Crossing Hitler: Who Was Hans Litten?
In the Eden Dance Palace trial of 1931, in which four Nazi storm troopers stood accused of criminal assault and attempted murder, a lawyer for the prosecution requested the presence of Adolf Hitler as a witness. Who was this fearless lawyer? Hans Litten. In Crossing Hitler: The Man Who Put the Nazis on the Witness Stand, Benjamin Carter Hett an Associate Professor of History at Hunter college and a former trial lawyer, tells the story of this historic confrontation, as well as the man who for a brief moment posed a serious threat to the Nazis rise to power. In the excerpt below we learn a little about who Hans Litten was.

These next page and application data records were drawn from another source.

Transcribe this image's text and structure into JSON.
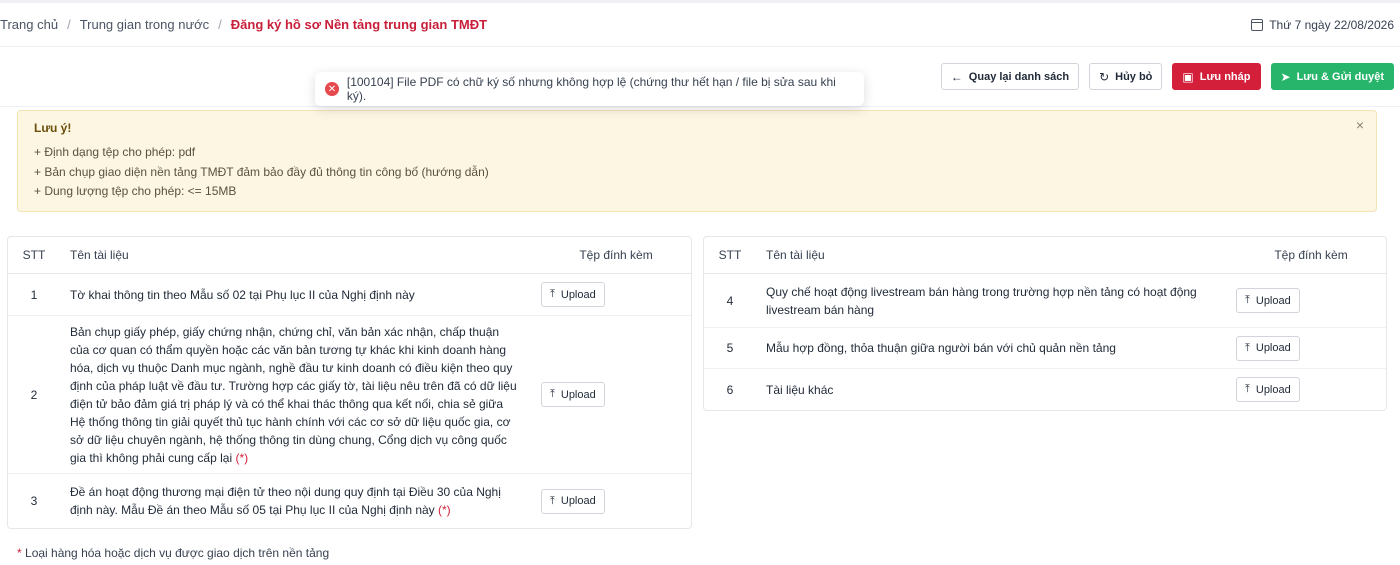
{
  "breadcrumb": {
    "home": "Trang chủ",
    "section": "Trung gian trong nước",
    "current": "Đăng ký hồ sơ Nền tảng trung gian TMĐT",
    "separator": "/"
  },
  "date": "Thứ 7 ngày 22/08/2026",
  "actions": {
    "back_label": "Quay lại danh sách",
    "cancel_label": "Hủy bỏ",
    "save_draft_label": "Lưu nháp",
    "save_submit_label": "Lưu & Gửi duyệt"
  },
  "toast": {
    "message": "[100104] File PDF có chữ ký số nhưng không hợp lệ (chứng thư hết hạn / file bị sửa sau khi ký)."
  },
  "notice": {
    "title": "Lưu ý!",
    "lines": [
      "+ Định dạng tệp cho phép: pdf",
      "+ Bản chụp giao diện nền tảng TMĐT đảm bảo đầy đủ thông tin công bố (hướng dẫn)",
      "+ Dung lượng tệp cho phép: <= 15MB"
    ],
    "close": "×"
  },
  "table_headers": {
    "stt": "STT",
    "name": "Tên tài liệu",
    "file": "Tệp đính kèm"
  },
  "upload_label": "Upload",
  "required_mark": "(*)",
  "left_rows": [
    {
      "stt": "1",
      "name": "Tờ khai thông tin theo Mẫu số 02 tại Phụ lục II của Nghị định này"
    },
    {
      "stt": "2",
      "name": "Bản chụp giấy phép, giấy chứng nhận, chứng chỉ, văn bản xác nhận, chấp thuận của cơ quan có thẩm quyền hoặc các văn bản tương tự khác khi kinh doanh hàng hóa, dịch vụ thuộc Danh mục ngành, nghề đầu tư kinh doanh có điều kiện theo quy định của pháp luật về đầu tư. Trường hợp các giấy tờ, tài liệu nêu trên đã có dữ liệu điện tử bảo đảm giá trị pháp lý và có thể khai thác thông qua kết nối, chia sẻ giữa Hệ thống thông tin giải quyết thủ tục hành chính với các cơ sở dữ liệu quốc gia, cơ sở dữ liệu chuyên ngành, hệ thống thông tin dùng chung, Cổng dịch vụ công quốc gia thì không phải cung cấp lại"
    },
    {
      "stt": "3",
      "name": "Đề án hoạt động thương mại điện tử theo nội dung quy định tại Điều 30 của Nghị định này. Mẫu Đề án theo Mẫu số 05 tại Phụ lục II của Nghị định này"
    }
  ],
  "right_rows": [
    {
      "stt": "4",
      "name": "Quy chế hoạt động livestream bán hàng trong trường hợp nền tảng có hoạt động livestream bán hàng"
    },
    {
      "stt": "5",
      "name": "Mẫu hợp đồng, thỏa thuận giữa người bán với chủ quản nền tảng"
    },
    {
      "stt": "6",
      "name": "Tài liệu khác"
    }
  ],
  "footnote": {
    "star": "*",
    "text": "Loại hàng hóa hoặc dịch vụ được giao dịch trên nền tảng"
  },
  "colors": {
    "brand_red": "#d41f3b",
    "accent_green": "#27b56b",
    "notice_bg": "#fdf6e2"
  }
}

Who was Hans Litten? Years later his closest friend, Max Fürst, remembered him as “more than a brother…’a part of myself,’” but also as a fanatical warrior who fought with the desperation of “one who fights the last battle.” Countess Marion Donhoff, editor in chief of the Die Zeit (Time), believed that Litten was “one of those righteous men for whose sake the Lord did not allow the city-the country, the nation-to be entirely ruined.” Kurt Hiller, a friend from Berlin political circles and later a cellmate in a concentration camp, called him “a true Christian by nature, and also by conviction.” Another fellow prisoner was more sardonic: “A definite genius, but not easy to live with.”

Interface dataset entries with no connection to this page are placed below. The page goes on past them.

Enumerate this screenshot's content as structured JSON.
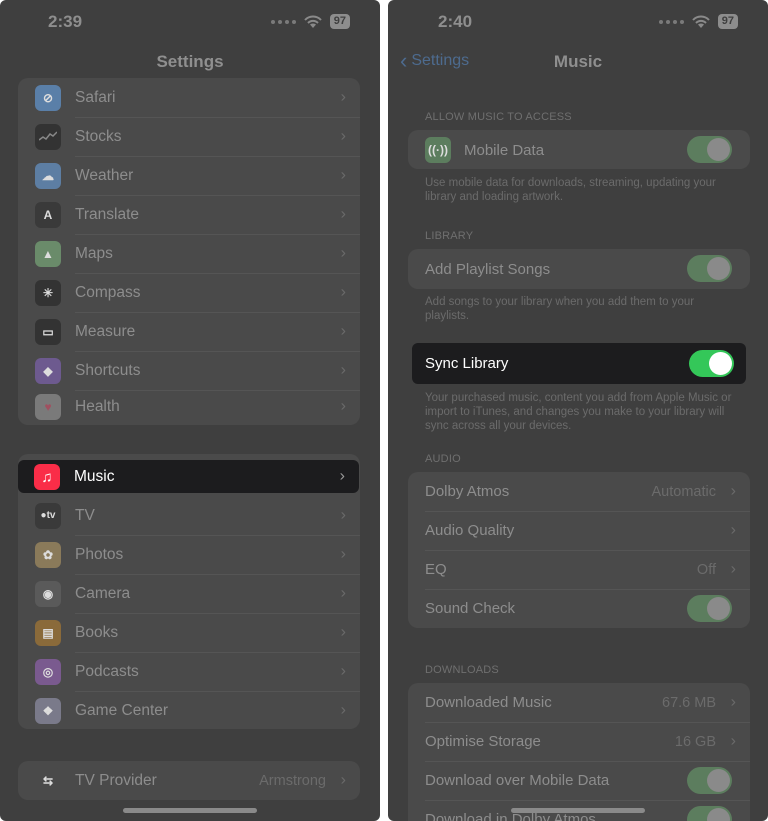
{
  "left": {
    "status": {
      "time": "2:39",
      "battery": "97"
    },
    "title": "Settings",
    "group1": [
      {
        "label": "Safari",
        "icon": "compass-icon",
        "color": "#5a7fa8"
      },
      {
        "label": "Stocks",
        "icon": "stocks-icon",
        "color": "#333333"
      },
      {
        "label": "Weather",
        "icon": "weather-icon",
        "color": "#5d7ea3"
      },
      {
        "label": "Translate",
        "icon": "translate-icon",
        "color": "#3a3a3a"
      },
      {
        "label": "Maps",
        "icon": "maps-icon",
        "color": "#6a8b6a"
      },
      {
        "label": "Compass",
        "icon": "compass-dial-icon",
        "color": "#333333"
      },
      {
        "label": "Measure",
        "icon": "ruler-icon",
        "color": "#333333"
      },
      {
        "label": "Shortcuts",
        "icon": "shortcuts-icon",
        "color": "#6d5a8f"
      },
      {
        "label": "Health",
        "icon": "heart-icon",
        "color": "#7a7a7a"
      }
    ],
    "music": {
      "label": "Music",
      "icon": "music-note-icon",
      "color": "#fa2d48"
    },
    "group2": [
      {
        "label": "TV",
        "icon": "tv-icon",
        "color": "#3a3a3a",
        "glyph": "●tv"
      },
      {
        "label": "Photos",
        "icon": "photos-icon",
        "color": "#8a7a5a"
      },
      {
        "label": "Camera",
        "icon": "camera-icon",
        "color": "#5a5a5a"
      },
      {
        "label": "Books",
        "icon": "book-icon",
        "color": "#8a6a3a"
      },
      {
        "label": "Podcasts",
        "icon": "podcast-icon",
        "color": "#7a5a8f"
      },
      {
        "label": "Game Center",
        "icon": "game-center-icon",
        "color": "#7a7a8a"
      }
    ],
    "group3": [
      {
        "label": "TV Provider",
        "value": "Armstrong",
        "icon": "tv-provider-icon",
        "color": "#4a4a4a"
      }
    ]
  },
  "right": {
    "status": {
      "time": "2:40",
      "battery": "97"
    },
    "back_label": "Settings",
    "title": "Music",
    "sections": {
      "allow": {
        "header": "ALLOW MUSIC TO ACCESS",
        "mobile_data": "Mobile Data",
        "footer": "Use mobile data for downloads, streaming, updating your library and loading artwork."
      },
      "library": {
        "header": "LIBRARY",
        "add_playlist": "Add Playlist Songs",
        "footer": "Add songs to your library when you add them to your playlists.",
        "sync_library": "Sync Library",
        "sync_footer": "Your purchased music, content you add from Apple Music or import to iTunes, and changes you make to your library will sync across all your devices."
      },
      "audio": {
        "header": "AUDIO",
        "dolby": "Dolby Atmos",
        "dolby_value": "Automatic",
        "quality": "Audio Quality",
        "eq": "EQ",
        "eq_value": "Off",
        "sound_check": "Sound Check"
      },
      "downloads": {
        "header": "DOWNLOADS",
        "downloaded": "Downloaded Music",
        "downloaded_value": "67.6 MB",
        "optimise": "Optimise Storage",
        "optimise_value": "16 GB",
        "over_mobile": "Download over Mobile Data",
        "dolby_dl": "Download in Dolby Atmos"
      }
    }
  }
}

Photographs show a serious, bespectacled young man, already growing portly and inclined to a double chin, with thinning hair combed back from a widow’s peak and worn unusually long for the time (“Only soldiers and slaves get their hair shorn,” he liked to say). He was tall: his closest friends’ small daughter remembered him as “the big man with glasses,” and a youth movement friend described him as a “tall, pale young man.” Beyond his height, the photos do not suggest a man who would be striking or memorable. Yet people meeting Litten for the first time invariably gained a strong impression. Rudolf Olden, a distinguished lawyer and journalist, remembered the first time he saw Litten. It was in 1928 at a meeting of the League for Human Rights (Lifa für Menschenrechte), a very modern kind of political lobby group that had grown out of a left-leaning association called New Fatherland founded during the First World War by Albert Einstein and the future mayor of West Berlin, Ernst Reuter. Litten asked a question during the discussion. “The speaker had a striking head, a smooth face, rimless glasses over round bright eyes. He work his shirt open at the throat, and short pants, below which the knees were bare.” Olden took the young man for a schoolboy. After the debate, one of Olden’s friends, smiling, told him that the “boy” was in fact the Assessor, or newly qualified lawyer, Hans Litten. The next time Olden saw Litten was in a courtroom. Olden was struck by the contrast between the “childlike face” with the eyes that “gazed pure and clear through the glasses,” and the calm expertise of the lawyer who refused to let anyone intimidate him…
…In her later years his still-grieving mother would remind anyone who listened that “Hitler’s first victims were Germans,” and there were many reasons why, almost from the beginning, the Nazis condemned Litten to imprisonment in a concentration camp, hard labor, prolonged interrogations, beatings, and torture. To the Nazis Litten was half-Jewish, as he was the product of what Germans in the early twentieth century called a mixed marriage. In politics he stood far to the left. And he was a lawyer, a profession for which the Nazis had scant regard.
But above all it was Hitler’s personal fear and hatred that landed Litten in the concentration camps, and this fear and hatred stemmed from the handwritten summons of April 1931. For when Hitler appeared in court in May 8, Litten subjected him to a withering cross-examination, laying bare the violence at the heart of the Nazi movement. The Eden Dance Palace trial exposed Hitler to multiple dangers: criminal prosecution, the disintegration of his party, public exposure of the contradictions on which the Nazis’ appeal was based. It was only through luck that Hitler survived with his political career intact..
…Litten’s resistance to the Nazis went on after the “seizure of power” of January 30, 1933. Although he was one of the first to be arrested after Hitler was made chancellor, Litten fought back even from the concentration camps.